After the fungi break down the waste of the railroad ties and diminish the amount of harmful materials, the resulting compost is used in plant cultivation: the plants continue and finish the breakdown process with the root bacteria.
Lusher and More Productive Plants
Another notable biotech project was conducted by the researchers of VMU Faculty of Natural Sciences, the VMU Kaunas Botanical Garden and the Institute of Botany under the Nature Research Centre. Its aim was to improve the quality of medicinal plants by turning them into polyploids: vegetable-like plants that are lusher and more productive.
“We successfully created several plants, one of which is still grown in the VMU Kaunas Botanical Garden: the anise hyssop, which accumulates essential oils. The new plant, created through biotechnology, more rapidly accumulates anticancer compounds that have antioxidant properties. The original plant accumulates the greatest amount of these compounds only just before the autumn, while this new one is more productive. If the climate allows, you can harvest it several times instead of once”, Prof. Audrius Sigitas Maruška said.

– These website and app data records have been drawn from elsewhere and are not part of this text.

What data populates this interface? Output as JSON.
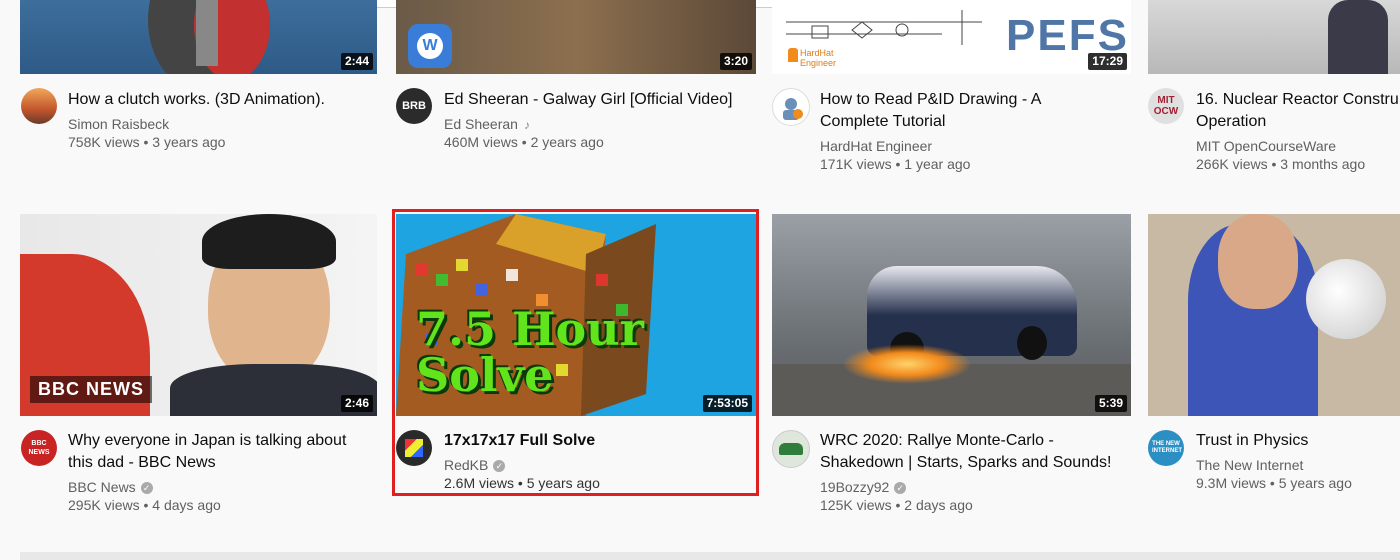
{
  "videos_row1": [
    {
      "title_line1": "How a clutch works. (3D Animation).",
      "title_line2": "",
      "channel": "Simon Raisbeck",
      "verified": false,
      "music": false,
      "stats": "758K views • 3 years ago",
      "duration": "2:44",
      "avatar_text": ""
    },
    {
      "title_line1": "Ed Sheeran - Galway Girl [Official Video]",
      "title_line2": "",
      "channel": "Ed Sheeran",
      "verified": false,
      "music": true,
      "stats": "460M views • 2 years ago",
      "duration": "3:20",
      "avatar_text": "BRB"
    },
    {
      "title_line1": "How to Read P&ID Drawing - A",
      "title_line2": "Complete Tutorial",
      "channel": "HardHat Engineer",
      "verified": false,
      "music": false,
      "stats": "171K views • 1 year ago",
      "duration": "17:29",
      "avatar_text": ""
    },
    {
      "title_line1": "16. Nuclear Reactor Constru",
      "title_line2": "Operation",
      "channel": "MIT OpenCourseWare",
      "verified": false,
      "music": false,
      "stats": "266K views • 3 months ago",
      "duration": "",
      "avatar_text": "MIT OCW"
    }
  ],
  "videos_row2": [
    {
      "title_line1": "Why everyone in Japan is talking about",
      "title_line2": "this dad - BBC News",
      "channel": "BBC News",
      "verified": true,
      "stats": "295K views • 4 days ago",
      "duration": "2:46",
      "avatar_text": "BBC NEWS",
      "thumb_text": "BBC NEWS"
    },
    {
      "title_line1": "17x17x17 Full Solve",
      "title_line2": "",
      "channel": "RedKB",
      "verified": true,
      "stats": "2.6M views • 5 years ago",
      "duration": "7:53:05",
      "thumb_text_line1": "7.5 Hour",
      "thumb_text_line2": "Solve"
    },
    {
      "title_line1": "WRC 2020: Rallye Monte-Carlo -",
      "title_line2": "Shakedown | Starts, Sparks and Sounds!",
      "channel": "19Bozzy92",
      "verified": true,
      "stats": "125K views • 2 days ago",
      "duration": "5:39"
    },
    {
      "title_line1": "Trust in Physics",
      "title_line2": "",
      "channel": "The New Internet",
      "verified": false,
      "stats": "9.3M views • 5 years ago",
      "duration": "",
      "avatar_text": "THE NEW INTERNET"
    }
  ],
  "thumb_texts": {
    "pefs": "PEFS",
    "hardhat": "HardHat Engineer"
  }
}
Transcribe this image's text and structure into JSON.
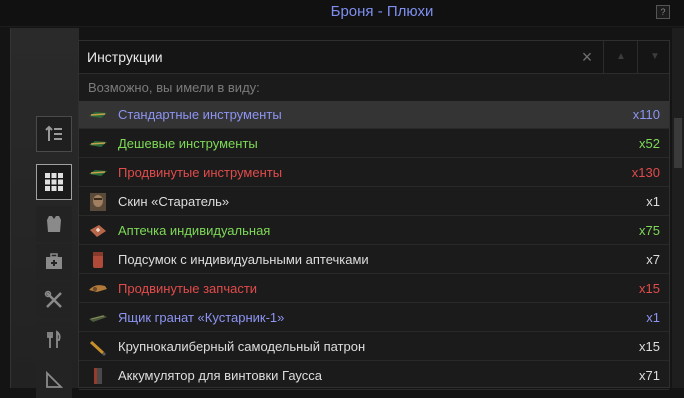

The professor elaborated that the extraction of compounds from plants is a very innovative field thanks to biotechnology, as it brings a lot of practical benefits: one plant may contain hundreds of compounds and materials, some of which may be useful. After their successful extraction, valuable products for business, medicine and other fields may be developed.
“Considering the climate and the possibilities for unconventional agriculture, there are wide-reaching possibilities to do business and produce plant-based preparations which provide a lot of added value in the application of knowledge. Companies may use the extracted compounds as material, for instance, in medicine production”, Prof. Maruška claimed.
Electrospray: 1,000 Times More Effective Than Chemotherapy
Biotechnologies are also effectively utilised in yet another field: the transfering of substances into and out of cells. At Vytautas Magnus University, this type of activity is the focus of the Research Cluster on Medicine and Genetic Transfer, which is headed by Professor Saulius Šatkauskas.
Currently the professor and other scientists from VMU and several Swiss universities are developing an innovative cancer treatment method: electrospray, which enables destruction of cancerous cells in about a thousand times smaller doses than today’s chemotherapy.
One of the key advantages of this method is that it makes it possible for chemotherapy drugs to impact only the cancerous cells and precisely remove the tumours that are blocking the airways. Electrospray divides the chemotherapeutic drug into small drops which are then accelerated directed towards cancerous cells. It is hoped that over the next several years, clinics will start using this revolutionary technology.
Paulius Ruzgys, a doctoral student at Vytautas Magnus University and one of electrospray’s developers, says that this technology may also be used not only in cancer treatment but also advanced genetic therapy-based treatment of lung diseases.
“Genetic therapy is the introduction of a genetic substance into a cell for therapeutic purposes, in order to treat genetic disorders and congenital or acquired diseases. It can also provide a cell with new functions. After successful development, this method could be utilised in the treatment of other diseases as well”, Ruzgys highlighted.